#### WORK ORDER
Check every line below for the word "count" and copy the ones that have it.
GIVEN RECORDS: Begin
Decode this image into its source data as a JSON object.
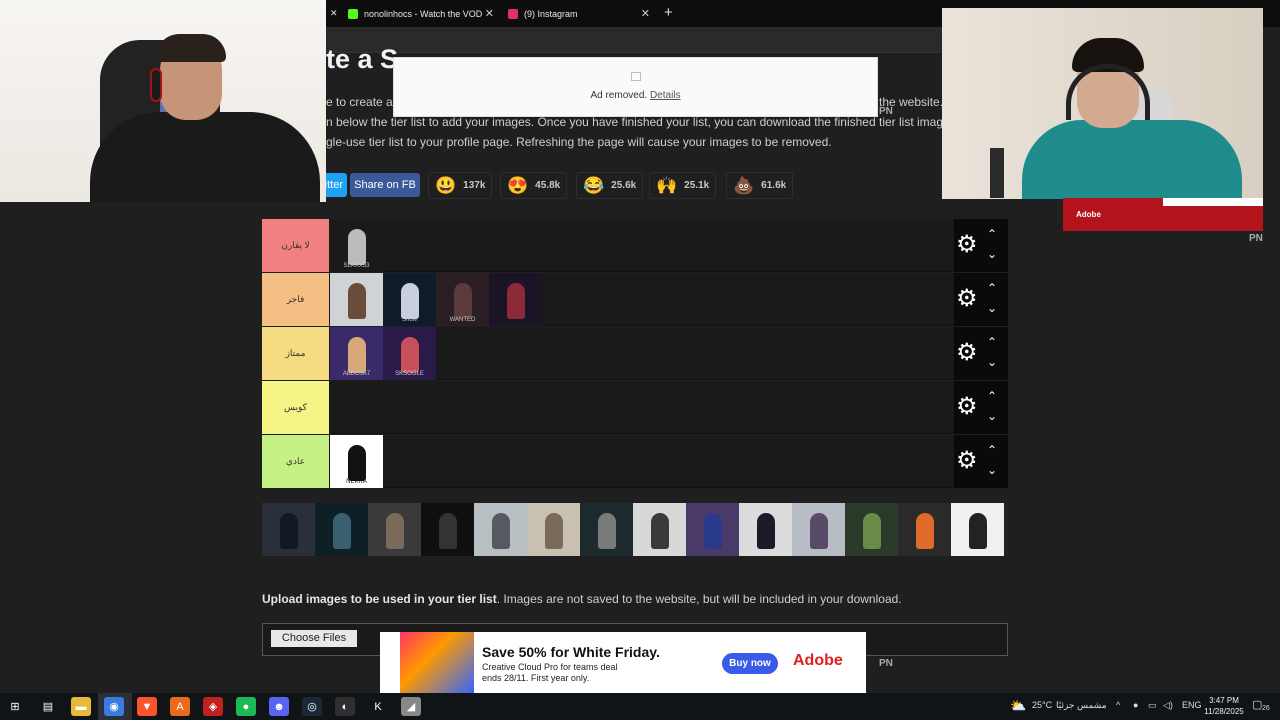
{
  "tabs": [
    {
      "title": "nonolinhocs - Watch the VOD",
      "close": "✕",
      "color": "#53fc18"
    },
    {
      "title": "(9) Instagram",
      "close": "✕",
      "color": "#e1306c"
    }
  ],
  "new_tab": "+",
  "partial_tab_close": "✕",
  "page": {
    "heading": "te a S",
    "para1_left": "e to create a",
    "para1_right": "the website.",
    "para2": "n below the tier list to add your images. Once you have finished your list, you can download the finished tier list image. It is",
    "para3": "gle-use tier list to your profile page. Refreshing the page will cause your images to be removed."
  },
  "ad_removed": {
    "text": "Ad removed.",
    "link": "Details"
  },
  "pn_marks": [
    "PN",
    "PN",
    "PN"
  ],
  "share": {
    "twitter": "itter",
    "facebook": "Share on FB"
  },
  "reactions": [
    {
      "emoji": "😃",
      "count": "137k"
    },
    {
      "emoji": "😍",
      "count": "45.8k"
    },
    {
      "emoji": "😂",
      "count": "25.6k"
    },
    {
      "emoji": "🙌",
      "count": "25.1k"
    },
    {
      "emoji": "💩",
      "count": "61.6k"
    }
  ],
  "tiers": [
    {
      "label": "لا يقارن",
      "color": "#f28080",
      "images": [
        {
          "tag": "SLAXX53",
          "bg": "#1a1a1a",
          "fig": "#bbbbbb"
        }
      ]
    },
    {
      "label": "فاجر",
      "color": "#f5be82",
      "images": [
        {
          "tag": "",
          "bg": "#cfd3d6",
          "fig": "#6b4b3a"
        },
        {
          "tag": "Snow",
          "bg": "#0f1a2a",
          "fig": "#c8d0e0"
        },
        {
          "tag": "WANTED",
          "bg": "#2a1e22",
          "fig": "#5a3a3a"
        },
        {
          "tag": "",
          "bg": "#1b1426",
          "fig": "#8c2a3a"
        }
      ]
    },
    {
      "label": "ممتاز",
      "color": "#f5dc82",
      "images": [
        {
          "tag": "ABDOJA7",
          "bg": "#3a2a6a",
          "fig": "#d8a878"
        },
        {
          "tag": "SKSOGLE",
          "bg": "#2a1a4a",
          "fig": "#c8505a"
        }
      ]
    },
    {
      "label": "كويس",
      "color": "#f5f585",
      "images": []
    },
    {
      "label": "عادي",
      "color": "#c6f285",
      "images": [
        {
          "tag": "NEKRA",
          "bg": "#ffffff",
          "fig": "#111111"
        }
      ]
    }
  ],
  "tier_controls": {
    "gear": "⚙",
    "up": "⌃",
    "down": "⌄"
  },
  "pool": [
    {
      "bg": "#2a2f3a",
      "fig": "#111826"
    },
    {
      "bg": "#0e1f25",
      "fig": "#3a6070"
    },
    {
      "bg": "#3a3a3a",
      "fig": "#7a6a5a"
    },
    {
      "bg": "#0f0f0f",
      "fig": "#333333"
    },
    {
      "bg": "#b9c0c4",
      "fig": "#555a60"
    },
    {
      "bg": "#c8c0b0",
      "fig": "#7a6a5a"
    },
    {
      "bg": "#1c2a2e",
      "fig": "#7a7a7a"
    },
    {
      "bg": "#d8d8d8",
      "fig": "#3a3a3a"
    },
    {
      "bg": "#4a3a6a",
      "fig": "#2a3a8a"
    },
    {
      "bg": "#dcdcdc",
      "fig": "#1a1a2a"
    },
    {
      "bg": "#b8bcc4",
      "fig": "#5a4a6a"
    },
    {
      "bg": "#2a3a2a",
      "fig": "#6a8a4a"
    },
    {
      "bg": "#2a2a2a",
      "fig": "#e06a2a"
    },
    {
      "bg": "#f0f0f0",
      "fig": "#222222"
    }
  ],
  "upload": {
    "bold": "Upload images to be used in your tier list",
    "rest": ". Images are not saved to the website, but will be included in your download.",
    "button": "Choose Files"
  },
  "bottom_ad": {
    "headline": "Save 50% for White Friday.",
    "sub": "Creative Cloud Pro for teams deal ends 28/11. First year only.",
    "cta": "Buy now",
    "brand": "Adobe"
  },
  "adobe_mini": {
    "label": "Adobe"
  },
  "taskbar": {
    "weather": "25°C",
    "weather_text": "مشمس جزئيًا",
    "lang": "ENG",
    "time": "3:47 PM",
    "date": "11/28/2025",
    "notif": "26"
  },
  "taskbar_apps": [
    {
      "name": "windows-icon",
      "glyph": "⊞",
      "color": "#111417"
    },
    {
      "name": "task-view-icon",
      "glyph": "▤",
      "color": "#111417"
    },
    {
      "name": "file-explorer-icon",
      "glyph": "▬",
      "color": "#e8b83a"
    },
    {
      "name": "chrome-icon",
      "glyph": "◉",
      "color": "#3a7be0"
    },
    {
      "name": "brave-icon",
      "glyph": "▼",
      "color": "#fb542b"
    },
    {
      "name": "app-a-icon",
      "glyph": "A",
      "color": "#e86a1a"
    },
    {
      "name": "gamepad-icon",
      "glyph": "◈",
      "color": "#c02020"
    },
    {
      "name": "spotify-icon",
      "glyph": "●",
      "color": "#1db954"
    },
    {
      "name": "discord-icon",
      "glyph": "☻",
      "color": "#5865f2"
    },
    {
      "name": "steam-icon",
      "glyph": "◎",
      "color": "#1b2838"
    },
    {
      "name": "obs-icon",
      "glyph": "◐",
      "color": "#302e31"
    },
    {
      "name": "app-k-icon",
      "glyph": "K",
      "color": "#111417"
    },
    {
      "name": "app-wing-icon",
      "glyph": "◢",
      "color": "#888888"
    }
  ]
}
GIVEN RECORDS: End
#### COMPLETED EXERCISE
      "count": "137k"
      "count": "45.8k"
      "count": "25.6k"
      "count": "25.1k"
      "count": "61.6k"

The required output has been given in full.